Unless you’ve made your residence under a local boulder, you’ve probably been following at least some of the drama surrounding the Casey Anthony murder trial. The 23-year-old single mother was arrested in connection with the 2008 death of her daughter, Caylee.
After three years of investigation and one of the most media-saturated trials since O.J. Simpson’s, Anthony was found not guilty of first degree murder, aggravated child abuse and aggravated manslaughter. Although she was acquitted of the murder charges, she was still found guilty of providing false information to police investigators and sentenced to one year and $1,000 for each of four misdemeanor counts.
Shock and outrage spread across the country from social media to cable news as crowds outside the courthouse carried signs reading, “Justice for Caylee.” Jurors are reportedly being harassed over the acquittal, some even having their lives threatened.
It is hard to accept a verdict like this when the victim is an adult and nearly impossible when a young child is involved.

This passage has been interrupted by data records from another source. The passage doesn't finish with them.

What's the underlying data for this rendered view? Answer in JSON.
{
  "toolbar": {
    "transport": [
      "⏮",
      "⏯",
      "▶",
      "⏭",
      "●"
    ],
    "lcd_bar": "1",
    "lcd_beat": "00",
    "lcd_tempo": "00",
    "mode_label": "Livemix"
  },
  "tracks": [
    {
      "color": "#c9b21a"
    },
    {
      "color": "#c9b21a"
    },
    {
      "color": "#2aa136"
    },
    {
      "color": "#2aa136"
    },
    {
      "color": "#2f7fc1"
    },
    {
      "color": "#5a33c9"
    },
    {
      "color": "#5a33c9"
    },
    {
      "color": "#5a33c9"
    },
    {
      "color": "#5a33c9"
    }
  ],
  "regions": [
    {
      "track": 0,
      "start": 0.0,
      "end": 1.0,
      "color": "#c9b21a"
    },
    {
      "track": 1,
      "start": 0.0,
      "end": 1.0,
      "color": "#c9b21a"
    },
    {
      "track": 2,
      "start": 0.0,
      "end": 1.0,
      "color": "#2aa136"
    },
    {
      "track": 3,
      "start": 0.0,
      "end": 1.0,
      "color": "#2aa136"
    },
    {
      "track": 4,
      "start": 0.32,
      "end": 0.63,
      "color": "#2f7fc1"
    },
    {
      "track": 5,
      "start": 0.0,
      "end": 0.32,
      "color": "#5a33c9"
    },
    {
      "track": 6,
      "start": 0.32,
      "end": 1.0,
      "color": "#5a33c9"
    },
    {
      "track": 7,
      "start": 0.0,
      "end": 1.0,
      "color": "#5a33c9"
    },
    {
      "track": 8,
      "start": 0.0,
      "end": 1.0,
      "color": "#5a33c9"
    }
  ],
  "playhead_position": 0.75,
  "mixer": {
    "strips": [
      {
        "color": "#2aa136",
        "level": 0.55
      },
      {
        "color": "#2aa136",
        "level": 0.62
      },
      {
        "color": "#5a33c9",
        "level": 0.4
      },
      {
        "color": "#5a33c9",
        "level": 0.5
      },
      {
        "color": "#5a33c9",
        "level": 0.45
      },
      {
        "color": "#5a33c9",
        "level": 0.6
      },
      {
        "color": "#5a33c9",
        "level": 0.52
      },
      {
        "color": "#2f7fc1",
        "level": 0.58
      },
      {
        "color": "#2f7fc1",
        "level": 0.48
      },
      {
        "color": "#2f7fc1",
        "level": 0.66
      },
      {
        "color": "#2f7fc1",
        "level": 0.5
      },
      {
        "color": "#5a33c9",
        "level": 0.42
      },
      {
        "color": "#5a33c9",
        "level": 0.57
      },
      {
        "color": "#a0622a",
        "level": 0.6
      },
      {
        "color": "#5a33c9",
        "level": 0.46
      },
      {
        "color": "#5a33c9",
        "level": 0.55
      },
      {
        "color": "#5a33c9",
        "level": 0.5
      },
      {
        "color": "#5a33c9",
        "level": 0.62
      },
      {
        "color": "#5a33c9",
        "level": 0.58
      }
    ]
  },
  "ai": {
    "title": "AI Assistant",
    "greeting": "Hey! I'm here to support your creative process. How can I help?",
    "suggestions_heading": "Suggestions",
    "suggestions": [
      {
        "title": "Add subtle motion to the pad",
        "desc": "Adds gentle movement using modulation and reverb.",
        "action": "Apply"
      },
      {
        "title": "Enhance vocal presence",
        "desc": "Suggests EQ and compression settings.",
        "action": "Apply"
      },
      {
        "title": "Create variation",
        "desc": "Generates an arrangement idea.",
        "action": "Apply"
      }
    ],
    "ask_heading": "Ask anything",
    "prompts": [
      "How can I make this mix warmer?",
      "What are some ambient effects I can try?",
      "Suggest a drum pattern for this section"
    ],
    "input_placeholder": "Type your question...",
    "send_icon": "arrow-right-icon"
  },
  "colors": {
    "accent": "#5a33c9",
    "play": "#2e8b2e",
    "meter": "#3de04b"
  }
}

But people need to remember the legal process in America is neither perfect nor infallible. Prosecuting and convicting someone in a case like this is strongly dependent on the nature of the crime as revealed by the evidence and testimony presented in open court.
As they listen to both sides of a case, jurors are expected to be as objective as possible. During deliberations, they are instructed to consider each charge and whether the facts presented justify sending someone to death row.
A jury deliberating on a capital crime has difficult and emotionally challenging job. Blaming them for following the instructions given them by the judge is unreasonable and unfair. Keep in mind that “not guilty” does not mean the same thing as “innocent.” It simply means that there wasn’t enough evidence to warrant a conviction on the charges presented.
Some experts argue that the prosecution rushed to conclusions by arresting Casey Anthony, instead of waiting until they had enough evidence to make a stronger case. Others believe any hope of a conviction was lost in this case because the death penalty was on the table.
In such a situation, the burden of proof is on the prosecution. The state must convince the jury, beyond a reasonable doubt, that the defendant perpetrated the murder as described and present the proper evidence to support the details of the argument.
Guilty or not, from the beginning Casey Anthony faced a trial and conviction in the media. Fortunately, the armchair quarterbacks on the cable news channels are not the ones in the jury box.
For many parents who followed this trial, there is no question of Anthony’s guilt. Others are convinced the child’s death was a terrible accident, covered up by a selfish and dysfunctional family desperate to dodge responsibility.
Sentenced to four years in prison for the misdemeanor counts. With time served and good behavior credit applied Casey Anthony will re-enter society on Sunday, July 17th as a free woman. Sadly, the truth of what happened to little Caylee may never see the light of day.
Whether the outcome of this trial could be called “justice” is something that will be debated for years. Ultimately, it is the job of the defense attorney to get an acquittal, or to negotiate for a minimal charge, not prove the client’s innocence.
Though the words do not appear in either the Declaration of Independence or the U.S. Constitution, America’s legal practitioners have always tried to follow the age-old, democratic concept of innocent until proven guilty. Given how the modern system operates, however, perhaps the over-quoted legal maxim should be changed to read, “Innocent until proven not guilty.”
Gery L. Deer is an independent columnist and business writer based in Jamestown. Read more online at www.deerinheadlines.com.